## Activity
Every entry, from the first line to the last, should be output exactly.

*** Opening Data ***

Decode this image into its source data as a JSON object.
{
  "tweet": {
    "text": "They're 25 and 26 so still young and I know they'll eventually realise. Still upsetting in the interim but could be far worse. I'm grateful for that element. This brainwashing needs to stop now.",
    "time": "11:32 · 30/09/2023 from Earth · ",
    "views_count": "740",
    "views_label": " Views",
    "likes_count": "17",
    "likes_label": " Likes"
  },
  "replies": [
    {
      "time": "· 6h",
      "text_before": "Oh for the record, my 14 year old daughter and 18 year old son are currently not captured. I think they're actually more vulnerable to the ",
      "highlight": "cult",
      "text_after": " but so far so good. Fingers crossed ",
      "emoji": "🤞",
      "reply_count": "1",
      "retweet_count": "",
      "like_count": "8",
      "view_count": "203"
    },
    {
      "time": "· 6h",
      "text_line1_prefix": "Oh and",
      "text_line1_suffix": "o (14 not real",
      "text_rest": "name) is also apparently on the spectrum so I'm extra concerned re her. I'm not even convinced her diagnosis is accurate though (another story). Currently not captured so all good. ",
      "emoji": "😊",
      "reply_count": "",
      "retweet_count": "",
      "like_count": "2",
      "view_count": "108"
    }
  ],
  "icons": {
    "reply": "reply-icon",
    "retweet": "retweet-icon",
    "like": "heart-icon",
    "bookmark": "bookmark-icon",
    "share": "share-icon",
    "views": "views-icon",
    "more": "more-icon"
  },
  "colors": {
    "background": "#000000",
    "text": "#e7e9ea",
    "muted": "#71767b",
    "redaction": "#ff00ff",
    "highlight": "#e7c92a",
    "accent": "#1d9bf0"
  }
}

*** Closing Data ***

## Your response
Decode this image into its source data as a JSON object.
{
  "tweet": {
    "text": "They're 25 and 26 so still young and I know they'll eventually realise. Still upsetting in the interim but could be far worse. I'm grateful for that element. This brainwashing needs to stop now.",
    "time": "11:32 · 30/09/2023 from Earth · ",
    "views_count": "740",
    "views_label": " Views",
    "likes_count": "17",
    "likes_label": " Likes"
  },
  "replies": [
    {
      "time": "· 6h",
      "text_before": "Oh for the record, my 14 year old daughter and 18 year old son are currently not captured. I think they're actually more vulnerable to the ",
      "highlight": "cult",
      "text_after": " but so far so good. Fingers crossed ",
      "emoji": "🤞",
      "reply_count": "1",
      "retweet_count": "",
      "like_count": "8",
      "view_count": "203"
    },
    {
      "time": "· 6h",
      "text_line1_prefix": "Oh and",
      "text_line1_suffix": "o (14 not real",
      "text_rest": "name) is also apparently on the spectrum so I'm extra concerned re her. I'm not even convinced her diagnosis is accurate though (another story). Currently not captured so all good. ",
      "emoji": "😊",
      "reply_count": "",
      "retweet_count": "",
      "like_count": "2",
      "view_count": "108"
    }
  ],
  "icons": {
    "reply": "reply-icon",
    "retweet": "retweet-icon",
    "like": "heart-icon",
    "bookmark": "bookmark-icon",
    "share": "share-icon",
    "views": "views-icon",
    "more": "more-icon"
  },
  "colors": {
    "background": "#000000",
    "text": "#e7e9ea",
    "muted": "#71767b",
    "redaction": "#ff00ff",
    "highlight": "#e7c92a",
    "accent": "#1d9bf0"
  }
}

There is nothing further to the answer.